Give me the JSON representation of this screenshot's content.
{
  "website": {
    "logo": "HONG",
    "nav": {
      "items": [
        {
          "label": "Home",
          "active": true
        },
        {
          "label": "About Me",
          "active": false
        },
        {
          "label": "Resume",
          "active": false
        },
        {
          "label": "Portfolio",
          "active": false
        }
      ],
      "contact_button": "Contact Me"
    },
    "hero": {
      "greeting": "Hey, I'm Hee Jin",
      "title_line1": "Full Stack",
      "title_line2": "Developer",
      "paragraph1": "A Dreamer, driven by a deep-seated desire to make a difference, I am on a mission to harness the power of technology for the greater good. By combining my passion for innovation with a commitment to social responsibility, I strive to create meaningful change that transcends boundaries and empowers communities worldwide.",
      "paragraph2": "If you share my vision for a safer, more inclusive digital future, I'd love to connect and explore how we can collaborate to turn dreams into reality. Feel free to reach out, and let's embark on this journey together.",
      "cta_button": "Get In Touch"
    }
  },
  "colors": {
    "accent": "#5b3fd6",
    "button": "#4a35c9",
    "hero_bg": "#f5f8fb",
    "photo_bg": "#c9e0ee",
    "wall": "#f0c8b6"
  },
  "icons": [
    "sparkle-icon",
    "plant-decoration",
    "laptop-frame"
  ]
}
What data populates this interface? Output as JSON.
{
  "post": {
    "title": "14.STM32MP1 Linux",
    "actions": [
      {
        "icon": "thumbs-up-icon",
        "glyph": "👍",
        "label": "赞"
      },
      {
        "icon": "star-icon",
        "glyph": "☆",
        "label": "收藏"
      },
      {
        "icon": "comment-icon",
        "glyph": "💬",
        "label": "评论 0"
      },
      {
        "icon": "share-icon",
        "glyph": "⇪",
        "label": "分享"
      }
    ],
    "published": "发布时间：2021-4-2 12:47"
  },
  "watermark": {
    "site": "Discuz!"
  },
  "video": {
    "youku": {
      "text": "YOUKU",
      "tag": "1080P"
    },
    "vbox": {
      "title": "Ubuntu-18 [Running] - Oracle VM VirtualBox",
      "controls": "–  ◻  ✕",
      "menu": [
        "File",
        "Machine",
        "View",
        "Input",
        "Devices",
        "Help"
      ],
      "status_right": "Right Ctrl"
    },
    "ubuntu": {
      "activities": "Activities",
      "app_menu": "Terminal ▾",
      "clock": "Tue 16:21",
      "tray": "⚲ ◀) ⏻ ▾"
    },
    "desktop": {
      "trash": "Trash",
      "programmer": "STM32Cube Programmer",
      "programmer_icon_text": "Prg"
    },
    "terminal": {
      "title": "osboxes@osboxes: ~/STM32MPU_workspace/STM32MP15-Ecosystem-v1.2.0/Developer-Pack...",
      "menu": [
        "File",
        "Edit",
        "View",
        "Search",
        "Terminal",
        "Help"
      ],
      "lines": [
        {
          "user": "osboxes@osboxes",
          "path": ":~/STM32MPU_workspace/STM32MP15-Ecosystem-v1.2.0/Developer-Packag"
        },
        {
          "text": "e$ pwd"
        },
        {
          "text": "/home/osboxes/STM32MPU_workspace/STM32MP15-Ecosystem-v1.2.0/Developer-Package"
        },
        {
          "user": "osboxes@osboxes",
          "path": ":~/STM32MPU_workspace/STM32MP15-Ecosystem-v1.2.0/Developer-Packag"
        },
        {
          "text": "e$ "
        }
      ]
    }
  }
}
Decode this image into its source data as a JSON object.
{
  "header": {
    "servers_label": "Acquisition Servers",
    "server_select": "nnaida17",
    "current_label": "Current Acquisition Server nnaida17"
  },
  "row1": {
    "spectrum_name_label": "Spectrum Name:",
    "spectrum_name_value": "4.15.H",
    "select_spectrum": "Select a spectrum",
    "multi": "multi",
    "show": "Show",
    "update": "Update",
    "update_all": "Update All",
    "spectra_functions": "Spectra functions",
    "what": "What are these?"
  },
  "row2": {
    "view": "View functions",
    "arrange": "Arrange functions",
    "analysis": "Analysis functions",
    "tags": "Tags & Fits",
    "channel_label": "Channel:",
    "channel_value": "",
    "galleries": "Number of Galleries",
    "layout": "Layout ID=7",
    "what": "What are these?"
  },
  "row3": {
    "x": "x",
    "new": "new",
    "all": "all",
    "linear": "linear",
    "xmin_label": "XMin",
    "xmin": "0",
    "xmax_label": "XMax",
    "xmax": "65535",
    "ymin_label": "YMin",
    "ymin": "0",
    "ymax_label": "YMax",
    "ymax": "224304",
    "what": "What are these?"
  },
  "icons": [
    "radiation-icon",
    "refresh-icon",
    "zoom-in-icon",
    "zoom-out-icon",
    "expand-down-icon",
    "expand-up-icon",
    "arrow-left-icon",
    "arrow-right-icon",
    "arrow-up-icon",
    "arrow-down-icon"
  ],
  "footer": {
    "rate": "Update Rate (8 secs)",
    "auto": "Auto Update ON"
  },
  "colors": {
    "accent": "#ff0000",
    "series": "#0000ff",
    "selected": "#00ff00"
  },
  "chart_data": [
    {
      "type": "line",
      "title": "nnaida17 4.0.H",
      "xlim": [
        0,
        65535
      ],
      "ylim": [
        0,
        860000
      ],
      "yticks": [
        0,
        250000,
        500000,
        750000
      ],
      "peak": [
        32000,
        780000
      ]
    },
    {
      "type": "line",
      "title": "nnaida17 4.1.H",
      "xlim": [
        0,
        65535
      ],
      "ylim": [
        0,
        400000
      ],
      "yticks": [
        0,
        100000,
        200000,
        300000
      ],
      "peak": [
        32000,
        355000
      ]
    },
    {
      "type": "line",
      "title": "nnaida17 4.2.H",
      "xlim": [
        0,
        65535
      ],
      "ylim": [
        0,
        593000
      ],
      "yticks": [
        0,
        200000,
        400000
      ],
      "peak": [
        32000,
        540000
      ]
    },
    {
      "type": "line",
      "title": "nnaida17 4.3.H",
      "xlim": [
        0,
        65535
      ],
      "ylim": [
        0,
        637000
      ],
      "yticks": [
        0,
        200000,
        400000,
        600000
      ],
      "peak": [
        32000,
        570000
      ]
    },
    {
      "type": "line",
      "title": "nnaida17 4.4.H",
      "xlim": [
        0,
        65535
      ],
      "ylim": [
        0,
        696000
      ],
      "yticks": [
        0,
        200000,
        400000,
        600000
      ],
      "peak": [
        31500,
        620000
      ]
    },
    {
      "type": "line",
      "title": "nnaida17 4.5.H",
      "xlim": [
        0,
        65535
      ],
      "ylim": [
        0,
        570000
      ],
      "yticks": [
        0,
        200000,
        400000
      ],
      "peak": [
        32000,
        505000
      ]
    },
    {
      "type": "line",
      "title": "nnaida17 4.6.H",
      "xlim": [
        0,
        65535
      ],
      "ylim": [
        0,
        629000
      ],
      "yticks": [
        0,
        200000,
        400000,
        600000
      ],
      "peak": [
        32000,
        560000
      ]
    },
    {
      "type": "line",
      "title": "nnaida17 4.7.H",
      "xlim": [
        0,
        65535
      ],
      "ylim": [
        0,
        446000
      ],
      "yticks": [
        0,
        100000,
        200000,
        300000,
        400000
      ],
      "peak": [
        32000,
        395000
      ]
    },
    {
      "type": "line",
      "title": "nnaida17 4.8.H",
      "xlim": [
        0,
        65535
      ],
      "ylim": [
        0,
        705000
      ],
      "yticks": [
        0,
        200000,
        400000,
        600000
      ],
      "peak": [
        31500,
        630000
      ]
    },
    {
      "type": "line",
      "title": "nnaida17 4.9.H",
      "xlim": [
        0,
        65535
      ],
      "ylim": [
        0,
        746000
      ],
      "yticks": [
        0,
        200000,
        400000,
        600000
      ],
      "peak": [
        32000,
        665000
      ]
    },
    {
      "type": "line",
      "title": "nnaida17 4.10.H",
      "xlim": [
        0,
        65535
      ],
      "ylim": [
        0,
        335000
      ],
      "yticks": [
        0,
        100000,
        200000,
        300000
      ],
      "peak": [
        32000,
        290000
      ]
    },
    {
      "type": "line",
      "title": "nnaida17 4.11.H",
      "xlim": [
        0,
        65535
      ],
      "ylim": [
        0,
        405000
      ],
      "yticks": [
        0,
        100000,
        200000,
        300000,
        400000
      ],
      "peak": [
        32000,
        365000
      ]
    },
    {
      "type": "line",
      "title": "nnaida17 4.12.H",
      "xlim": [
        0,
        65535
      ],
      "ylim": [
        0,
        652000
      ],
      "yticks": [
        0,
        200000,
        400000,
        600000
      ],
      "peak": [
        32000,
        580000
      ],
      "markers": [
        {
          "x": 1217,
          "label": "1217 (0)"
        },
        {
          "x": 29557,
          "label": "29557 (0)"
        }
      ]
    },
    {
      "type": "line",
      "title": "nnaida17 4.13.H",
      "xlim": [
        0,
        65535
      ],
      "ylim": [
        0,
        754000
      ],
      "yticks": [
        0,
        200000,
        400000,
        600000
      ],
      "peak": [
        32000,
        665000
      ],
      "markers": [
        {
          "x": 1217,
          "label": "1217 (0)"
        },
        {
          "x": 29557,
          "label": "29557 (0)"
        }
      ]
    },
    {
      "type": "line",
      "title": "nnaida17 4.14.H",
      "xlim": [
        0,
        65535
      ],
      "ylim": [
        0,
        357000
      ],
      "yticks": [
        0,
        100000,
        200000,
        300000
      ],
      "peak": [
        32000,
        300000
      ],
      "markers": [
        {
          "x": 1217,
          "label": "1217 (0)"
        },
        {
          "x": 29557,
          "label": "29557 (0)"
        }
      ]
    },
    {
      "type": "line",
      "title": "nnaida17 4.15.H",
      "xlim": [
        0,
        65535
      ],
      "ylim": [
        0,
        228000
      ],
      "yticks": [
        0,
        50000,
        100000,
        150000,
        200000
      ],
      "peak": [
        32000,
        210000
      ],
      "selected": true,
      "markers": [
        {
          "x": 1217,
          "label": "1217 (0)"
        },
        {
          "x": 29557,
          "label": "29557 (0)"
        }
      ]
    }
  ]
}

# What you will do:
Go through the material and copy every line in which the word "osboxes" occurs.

# Expected output:
      "title": "osboxes@osboxes: ~/STM32MPU_workspace/STM32MP15-Ecosystem-v1.2.0/Developer-Pack...",
          "user": "osboxes@osboxes",
          "text": "/home/osboxes/STM32MPU_workspace/STM32MP15-Ecosystem-v1.2.0/Developer-Package"
          "user": "osboxes@osboxes",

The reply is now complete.